··· RECORDS TO PROCESS ···
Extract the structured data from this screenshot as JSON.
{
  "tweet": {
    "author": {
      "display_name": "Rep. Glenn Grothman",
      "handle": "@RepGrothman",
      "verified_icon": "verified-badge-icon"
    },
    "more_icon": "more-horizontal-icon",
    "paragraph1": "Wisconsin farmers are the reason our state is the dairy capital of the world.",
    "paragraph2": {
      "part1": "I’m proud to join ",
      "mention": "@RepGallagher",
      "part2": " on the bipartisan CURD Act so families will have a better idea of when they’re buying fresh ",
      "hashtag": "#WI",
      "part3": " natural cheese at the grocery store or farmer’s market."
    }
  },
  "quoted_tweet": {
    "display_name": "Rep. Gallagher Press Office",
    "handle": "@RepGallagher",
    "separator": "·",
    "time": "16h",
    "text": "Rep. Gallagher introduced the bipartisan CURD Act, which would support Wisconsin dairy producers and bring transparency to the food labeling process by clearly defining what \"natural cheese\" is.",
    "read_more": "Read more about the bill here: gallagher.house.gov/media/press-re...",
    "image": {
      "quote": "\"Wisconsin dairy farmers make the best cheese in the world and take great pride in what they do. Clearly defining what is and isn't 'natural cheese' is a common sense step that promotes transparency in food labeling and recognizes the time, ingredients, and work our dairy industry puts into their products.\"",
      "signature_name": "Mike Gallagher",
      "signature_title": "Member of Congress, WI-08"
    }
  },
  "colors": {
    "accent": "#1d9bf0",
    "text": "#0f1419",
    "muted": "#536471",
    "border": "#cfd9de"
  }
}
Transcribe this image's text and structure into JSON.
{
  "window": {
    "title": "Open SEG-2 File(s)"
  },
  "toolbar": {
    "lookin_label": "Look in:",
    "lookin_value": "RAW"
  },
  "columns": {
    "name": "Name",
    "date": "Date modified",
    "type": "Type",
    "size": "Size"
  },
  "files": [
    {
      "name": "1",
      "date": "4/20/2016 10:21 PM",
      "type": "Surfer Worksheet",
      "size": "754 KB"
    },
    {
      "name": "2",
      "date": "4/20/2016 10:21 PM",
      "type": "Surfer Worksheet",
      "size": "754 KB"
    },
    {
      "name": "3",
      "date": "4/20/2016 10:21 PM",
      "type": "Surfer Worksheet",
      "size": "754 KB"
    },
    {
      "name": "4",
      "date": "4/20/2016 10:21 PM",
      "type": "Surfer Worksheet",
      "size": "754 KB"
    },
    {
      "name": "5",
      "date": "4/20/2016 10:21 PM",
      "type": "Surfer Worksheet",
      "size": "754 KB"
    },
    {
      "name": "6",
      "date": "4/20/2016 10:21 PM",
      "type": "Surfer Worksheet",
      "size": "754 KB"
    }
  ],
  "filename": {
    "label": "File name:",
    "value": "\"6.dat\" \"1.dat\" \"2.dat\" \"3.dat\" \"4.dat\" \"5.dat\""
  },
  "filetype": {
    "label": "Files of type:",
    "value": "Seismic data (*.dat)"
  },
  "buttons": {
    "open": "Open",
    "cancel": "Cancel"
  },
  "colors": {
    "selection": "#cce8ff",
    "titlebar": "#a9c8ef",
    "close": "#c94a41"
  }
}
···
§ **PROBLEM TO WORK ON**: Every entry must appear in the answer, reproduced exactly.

§ **TASK RESULT**:
Extract the structured data from this screenshot as JSON.
{
  "tweet": {
    "author": {
      "display_name": "Rep. Glenn Grothman",
      "handle": "@RepGrothman",
      "verified_icon": "verified-badge-icon"
    },
    "more_icon": "more-horizontal-icon",
    "paragraph1": "Wisconsin farmers are the reason our state is the dairy capital of the world.",
    "paragraph2": {
      "part1": "I’m proud to join ",
      "mention": "@RepGallagher",
      "part2": " on the bipartisan CURD Act so families will have a better idea of when they’re buying fresh ",
      "hashtag": "#WI",
      "part3": " natural cheese at the grocery store or farmer’s market."
    }
  },
  "quoted_tweet": {
    "display_name": "Rep. Gallagher Press Office",
    "handle": "@RepGallagher",
    "separator": "·",
    "time": "16h",
    "text": "Rep. Gallagher introduced the bipartisan CURD Act, which would support Wisconsin dairy producers and bring transparency to the food labeling process by clearly defining what \"natural cheese\" is.",
    "read_more": "Read more about the bill here: gallagher.house.gov/media/press-re...",
    "image": {
      "quote": "\"Wisconsin dairy farmers make the best cheese in the world and take great pride in what they do. Clearly defining what is and isn't 'natural cheese' is a common sense step that promotes transparency in food labeling and recognizes the time, ingredients, and work our dairy industry puts into their products.\"",
      "signature_name": "Mike Gallagher",
      "signature_title": "Member of Congress, WI-08"
    }
  },
  "colors": {
    "accent": "#1d9bf0",
    "text": "#0f1419",
    "muted": "#536471",
    "border": "#cfd9de"
  }
}
Transcribe this image's text and structure into JSON.
{
  "window": {
    "title": "Open SEG-2 File(s)"
  },
  "toolbar": {
    "lookin_label": "Look in:",
    "lookin_value": "RAW"
  },
  "columns": {
    "name": "Name",
    "date": "Date modified",
    "type": "Type",
    "size": "Size"
  },
  "files": [
    {
      "name": "1",
      "date": "4/20/2016 10:21 PM",
      "type": "Surfer Worksheet",
      "size": "754 KB"
    },
    {
      "name": "2",
      "date": "4/20/2016 10:21 PM",
      "type": "Surfer Worksheet",
      "size": "754 KB"
    },
    {
      "name": "3",
      "date": "4/20/2016 10:21 PM",
      "type": "Surfer Worksheet",
      "size": "754 KB"
    },
    {
      "name": "4",
      "date": "4/20/2016 10:21 PM",
      "type": "Surfer Worksheet",
      "size": "754 KB"
    },
    {
      "name": "5",
      "date": "4/20/2016 10:21 PM",
      "type": "Surfer Worksheet",
      "size": "754 KB"
    },
    {
      "name": "6",
      "date": "4/20/2016 10:21 PM",
      "type": "Surfer Worksheet",
      "size": "754 KB"
    }
  ],
  "filename": {
    "label": "File name:",
    "value": "\"6.dat\" \"1.dat\" \"2.dat\" \"3.dat\" \"4.dat\" \"5.dat\""
  },
  "filetype": {
    "label": "Files of type:",
    "value": "Seismic data (*.dat)"
  },
  "buttons": {
    "open": "Open",
    "cancel": "Cancel"
  },
  "colors": {
    "selection": "#cce8ff",
    "titlebar": "#a9c8ef",
    "close": "#c94a41"
  }
}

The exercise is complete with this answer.